The UK’s dedicated event that offers a comprehensive program on the latest innovations in imaging diagnosis and treatment.
Following successful pilots, the NHS in England is to roll out dedicated support for members of staff who raise the alarm on unsafe practice.
It means that any doctor, nurse, or other worker across the country can gain additional support to build their career after raising concerns at work. The scheme will offer staff career coaching, shadowing opportunities, work experience, CV writing advice, interview skills practice and resilience training to former or current members of staff who have blown the whistle on poor practice.
Part of the NHS Long Term Plan to improve care, the move is part of a package of measures to put a renewed focus on the well-being of patients under NHS care and follows publication earlier this year of a world-first patient safety strategy, which included a requirement for every local health service to have a dedicated patient safety specialist.
The launch follows the success of two pilot projects, started in 2017, which offered targeted support to 16 people who left the health service after they raised concerns about their organisation, with one in three successfully helped to retain or regain employment in the NHS.
Simon Stevens, NHS chief executive, said: “NHS staff raise concerns because they care about our patients, and every member of our workforce – midwife, therapist, cleaner, surgeon or receptionist – who spots and reports poor practice should be supported to help put things right.
“The NHS Long Term Plan sets out a world-leading package of measures to improve patients’ treatment and care, but we must keep getting the basics right, which is why we produced the first ever national patient safety strategy, are making it easier for our people to report problems and are taking steps to show our clinicians and other staff the same duty of care that we offer patients.”

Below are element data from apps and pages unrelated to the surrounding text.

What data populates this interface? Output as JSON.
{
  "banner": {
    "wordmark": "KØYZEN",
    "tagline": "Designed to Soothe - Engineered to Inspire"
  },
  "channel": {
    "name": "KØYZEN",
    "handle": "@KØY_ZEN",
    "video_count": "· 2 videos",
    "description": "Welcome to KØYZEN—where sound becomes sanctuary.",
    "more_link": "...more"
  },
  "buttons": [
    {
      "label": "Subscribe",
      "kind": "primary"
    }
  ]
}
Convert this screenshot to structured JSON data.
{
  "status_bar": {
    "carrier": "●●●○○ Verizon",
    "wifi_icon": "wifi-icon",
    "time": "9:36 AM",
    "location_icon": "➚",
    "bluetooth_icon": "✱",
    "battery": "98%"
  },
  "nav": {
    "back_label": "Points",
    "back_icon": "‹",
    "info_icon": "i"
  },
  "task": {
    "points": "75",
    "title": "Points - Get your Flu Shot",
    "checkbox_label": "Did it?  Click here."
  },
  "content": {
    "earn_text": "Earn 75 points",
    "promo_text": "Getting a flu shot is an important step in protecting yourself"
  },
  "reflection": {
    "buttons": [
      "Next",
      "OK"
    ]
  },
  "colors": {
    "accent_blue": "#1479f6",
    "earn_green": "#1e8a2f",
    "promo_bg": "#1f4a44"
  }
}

Prerana Issar, Chief People Officer for the NHS, added: “Making the NHS the best place to work is vital for our staff and means better care for our patients. Our staff shouldn’t have to think twice before blowing the whistle on poor practice, but too often nurses, doctors and other important workers worry about the impact on their own career so helping our world-class workforce to play a leading role in spotting and stopping problems as they arise will make the health service even safer as we deliver the NHS Long Term Plan.”
Mid Cheshire NHS Trust’s ageing IT estate was causing significant problems. Amy Freeman, the Trust’s Associate Director of IT, identified a number of challenges that needed to be addressed when she joined the organisation in 2016.